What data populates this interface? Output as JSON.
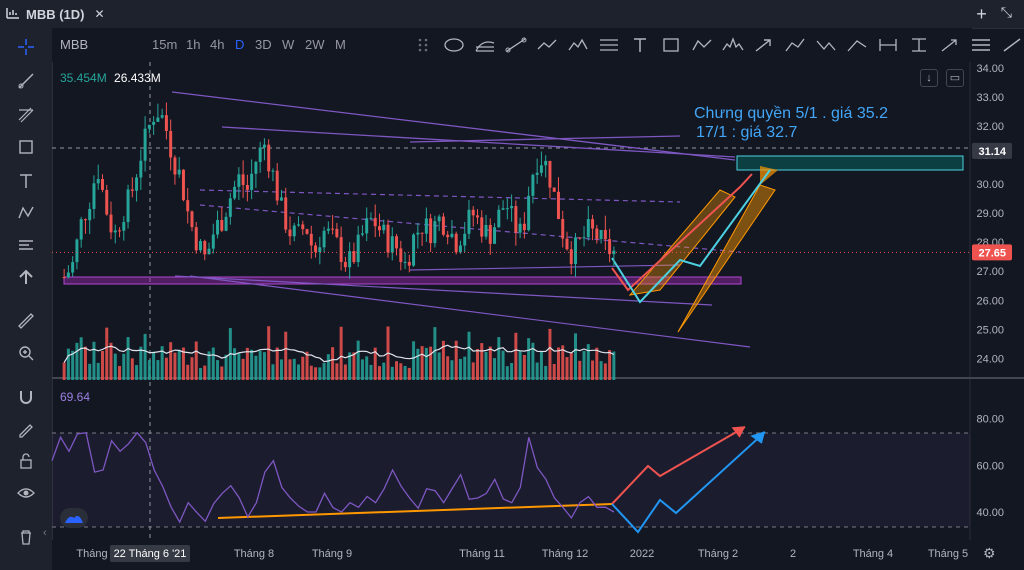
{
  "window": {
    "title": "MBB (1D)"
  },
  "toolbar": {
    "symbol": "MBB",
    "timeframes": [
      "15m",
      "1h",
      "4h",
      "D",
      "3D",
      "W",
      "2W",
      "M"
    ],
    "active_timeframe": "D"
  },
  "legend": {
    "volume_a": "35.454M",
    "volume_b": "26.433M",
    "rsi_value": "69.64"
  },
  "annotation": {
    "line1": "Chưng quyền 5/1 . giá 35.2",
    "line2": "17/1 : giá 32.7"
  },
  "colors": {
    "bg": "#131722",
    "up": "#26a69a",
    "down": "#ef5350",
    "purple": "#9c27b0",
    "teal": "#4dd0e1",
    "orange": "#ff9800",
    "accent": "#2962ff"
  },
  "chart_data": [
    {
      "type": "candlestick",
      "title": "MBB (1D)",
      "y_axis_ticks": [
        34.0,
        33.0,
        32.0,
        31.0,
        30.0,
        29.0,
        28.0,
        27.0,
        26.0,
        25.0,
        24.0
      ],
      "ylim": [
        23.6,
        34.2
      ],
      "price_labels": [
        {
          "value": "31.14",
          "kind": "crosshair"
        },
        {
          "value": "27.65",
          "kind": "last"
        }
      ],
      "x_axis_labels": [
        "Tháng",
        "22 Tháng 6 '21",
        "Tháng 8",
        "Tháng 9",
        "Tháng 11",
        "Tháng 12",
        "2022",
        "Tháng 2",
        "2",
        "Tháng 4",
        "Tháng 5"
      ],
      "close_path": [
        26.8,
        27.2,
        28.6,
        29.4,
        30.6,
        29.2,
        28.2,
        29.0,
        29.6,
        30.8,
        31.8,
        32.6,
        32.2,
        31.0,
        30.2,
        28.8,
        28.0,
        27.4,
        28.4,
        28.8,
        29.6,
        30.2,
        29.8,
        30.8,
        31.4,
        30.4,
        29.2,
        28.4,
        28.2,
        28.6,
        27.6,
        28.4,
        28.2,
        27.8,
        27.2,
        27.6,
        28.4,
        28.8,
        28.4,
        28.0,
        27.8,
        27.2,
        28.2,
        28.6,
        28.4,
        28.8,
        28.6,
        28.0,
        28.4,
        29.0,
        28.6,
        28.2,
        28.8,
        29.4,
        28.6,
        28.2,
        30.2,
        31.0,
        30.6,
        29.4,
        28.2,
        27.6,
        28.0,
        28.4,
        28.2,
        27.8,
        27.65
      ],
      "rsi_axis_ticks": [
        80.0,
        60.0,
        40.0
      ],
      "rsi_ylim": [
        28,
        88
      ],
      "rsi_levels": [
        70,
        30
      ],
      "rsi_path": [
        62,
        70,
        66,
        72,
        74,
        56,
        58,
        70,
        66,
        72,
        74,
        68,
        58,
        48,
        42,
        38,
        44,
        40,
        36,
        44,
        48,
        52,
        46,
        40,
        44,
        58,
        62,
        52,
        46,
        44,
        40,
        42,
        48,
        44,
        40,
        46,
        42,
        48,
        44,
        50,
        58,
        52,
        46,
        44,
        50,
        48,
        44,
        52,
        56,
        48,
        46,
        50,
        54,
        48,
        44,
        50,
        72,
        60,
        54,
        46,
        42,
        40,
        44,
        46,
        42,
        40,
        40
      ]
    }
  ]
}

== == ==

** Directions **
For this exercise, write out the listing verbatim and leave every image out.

** Task answer **
What data populates this interface? Output as JSON.
{
  "window": {
    "title": "MBB (1D)"
  },
  "toolbar": {
    "symbol": "MBB",
    "timeframes": [
      "15m",
      "1h",
      "4h",
      "D",
      "3D",
      "W",
      "2W",
      "M"
    ],
    "active_timeframe": "D"
  },
  "legend": {
    "volume_a": "35.454M",
    "volume_b": "26.433M",
    "rsi_value": "69.64"
  },
  "annotation": {
    "line1": "Chưng quyền 5/1 . giá 35.2",
    "line2": "17/1 : giá 32.7"
  },
  "colors": {
    "bg": "#131722",
    "up": "#26a69a",
    "down": "#ef5350",
    "purple": "#9c27b0",
    "teal": "#4dd0e1",
    "orange": "#ff9800",
    "accent": "#2962ff"
  },
  "chart_data": [
    {
      "type": "candlestick",
      "title": "MBB (1D)",
      "y_axis_ticks": [
        34.0,
        33.0,
        32.0,
        31.0,
        30.0,
        29.0,
        28.0,
        27.0,
        26.0,
        25.0,
        24.0
      ],
      "ylim": [
        23.6,
        34.2
      ],
      "price_labels": [
        {
          "value": "31.14",
          "kind": "crosshair"
        },
        {
          "value": "27.65",
          "kind": "last"
        }
      ],
      "x_axis_labels": [
        "Tháng",
        "22 Tháng 6 '21",
        "Tháng 8",
        "Tháng 9",
        "Tháng 11",
        "Tháng 12",
        "2022",
        "Tháng 2",
        "2",
        "Tháng 4",
        "Tháng 5"
      ],
      "close_path": [
        26.8,
        27.2,
        28.6,
        29.4,
        30.6,
        29.2,
        28.2,
        29.0,
        29.6,
        30.8,
        31.8,
        32.6,
        32.2,
        31.0,
        30.2,
        28.8,
        28.0,
        27.4,
        28.4,
        28.8,
        29.6,
        30.2,
        29.8,
        30.8,
        31.4,
        30.4,
        29.2,
        28.4,
        28.2,
        28.6,
        27.6,
        28.4,
        28.2,
        27.8,
        27.2,
        27.6,
        28.4,
        28.8,
        28.4,
        28.0,
        27.8,
        27.2,
        28.2,
        28.6,
        28.4,
        28.8,
        28.6,
        28.0,
        28.4,
        29.0,
        28.6,
        28.2,
        28.8,
        29.4,
        28.6,
        28.2,
        30.2,
        31.0,
        30.6,
        29.4,
        28.2,
        27.6,
        28.0,
        28.4,
        28.2,
        27.8,
        27.65
      ],
      "rsi_axis_ticks": [
        80.0,
        60.0,
        40.0
      ],
      "rsi_ylim": [
        28,
        88
      ],
      "rsi_levels": [
        70,
        30
      ],
      "rsi_path": [
        62,
        70,
        66,
        72,
        74,
        56,
        58,
        70,
        66,
        72,
        74,
        68,
        58,
        48,
        42,
        38,
        44,
        40,
        36,
        44,
        48,
        52,
        46,
        40,
        44,
        58,
        62,
        52,
        46,
        44,
        40,
        42,
        48,
        44,
        40,
        46,
        42,
        48,
        44,
        50,
        58,
        52,
        46,
        44,
        50,
        48,
        44,
        52,
        56,
        48,
        46,
        50,
        54,
        48,
        44,
        50,
        72,
        60,
        54,
        46,
        42,
        40,
        44,
        46,
        42,
        40,
        40
      ]
    }
  ]
}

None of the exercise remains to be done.